▶ [Task details]: Write out the listing verbatim. No pictures belong in it.

▶ [Material shown]:
◇ ◇ ◇ ◇ ◇
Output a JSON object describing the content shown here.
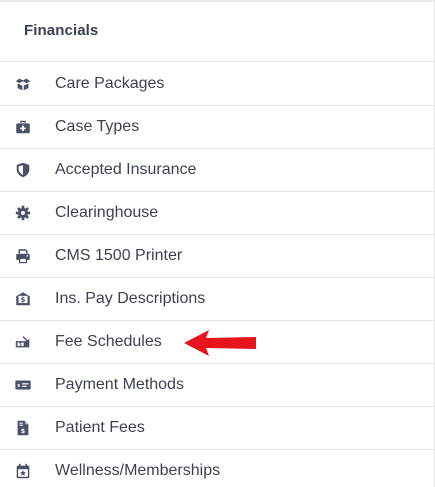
{
  "header": {
    "title": "Financials"
  },
  "menu": {
    "items": [
      {
        "label": "Care Packages",
        "icon": "box-open-icon"
      },
      {
        "label": "Case Types",
        "icon": "medkit-icon"
      },
      {
        "label": "Accepted Insurance",
        "icon": "shield-icon"
      },
      {
        "label": "Clearinghouse",
        "icon": "gear-icon"
      },
      {
        "label": "CMS 1500 Printer",
        "icon": "printer-icon"
      },
      {
        "label": "Ins. Pay Descriptions",
        "icon": "money-envelope-icon"
      },
      {
        "label": "Fee Schedules",
        "icon": "price-slip-icon"
      },
      {
        "label": "Payment Methods",
        "icon": "money-check-icon"
      },
      {
        "label": "Patient Fees",
        "icon": "invoice-dollar-icon"
      },
      {
        "label": "Wellness/Memberships",
        "icon": "calendar-star-icon"
      }
    ]
  },
  "annotation": {
    "icon": "red-arrow-icon",
    "color": "#e8141c",
    "points_to": "Fee Schedules"
  },
  "colors": {
    "icon": "#4a4f6a",
    "text": "#3d4252",
    "divider": "#e3e5ea"
  }
}
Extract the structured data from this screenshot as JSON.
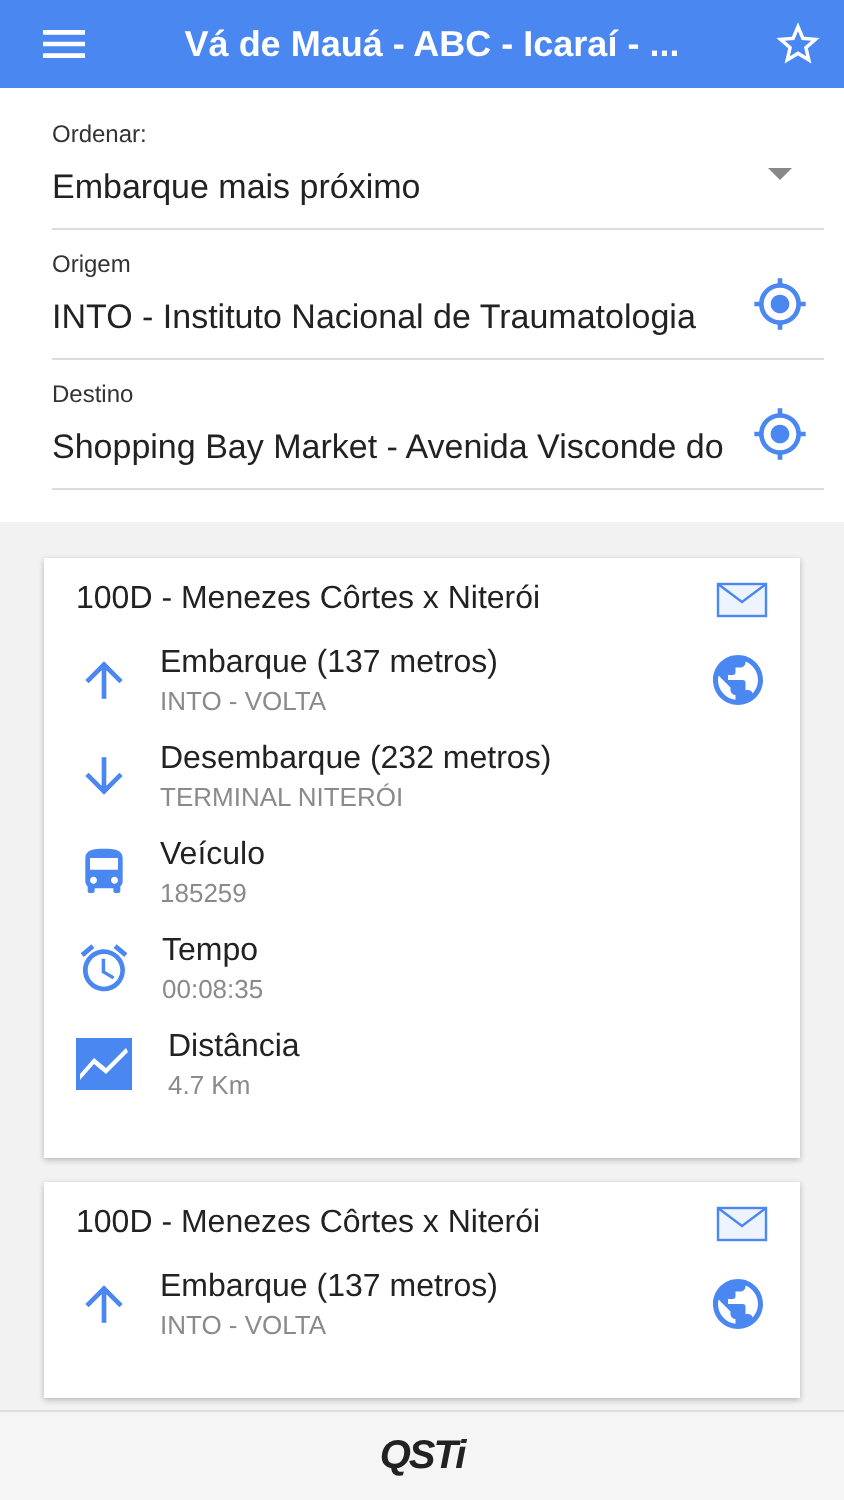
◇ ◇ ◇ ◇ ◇
▶ [Solution for this problem]:
Output a JSON object describing the content shown here.
{
  "header": {
    "title": "Financials"
  },
  "menu": {
    "items": [
      {
        "label": "Care Packages",
        "icon": "box-open-icon"
      },
      {
        "label": "Case Types",
        "icon": "medkit-icon"
      },
      {
        "label": "Accepted Insurance",
        "icon": "shield-icon"
      },
      {
        "label": "Clearinghouse",
        "icon": "gear-icon"
      },
      {
        "label": "CMS 1500 Printer",
        "icon": "printer-icon"
      },
      {
        "label": "Ins. Pay Descriptions",
        "icon": "money-envelope-icon"
      },
      {
        "label": "Fee Schedules",
        "icon": "price-slip-icon"
      },
      {
        "label": "Payment Methods",
        "icon": "money-check-icon"
      },
      {
        "label": "Patient Fees",
        "icon": "invoice-dollar-icon"
      },
      {
        "label": "Wellness/Memberships",
        "icon": "calendar-star-icon"
      }
    ]
  },
  "annotation": {
    "icon": "red-arrow-icon",
    "color": "#e8141c",
    "points_to": "Fee Schedules"
  },
  "colors": {
    "icon": "#4a4f6a",
    "text": "#3d4252",
    "divider": "#e3e5ea"
  }
}
Extract the structured data from this screenshot as JSON.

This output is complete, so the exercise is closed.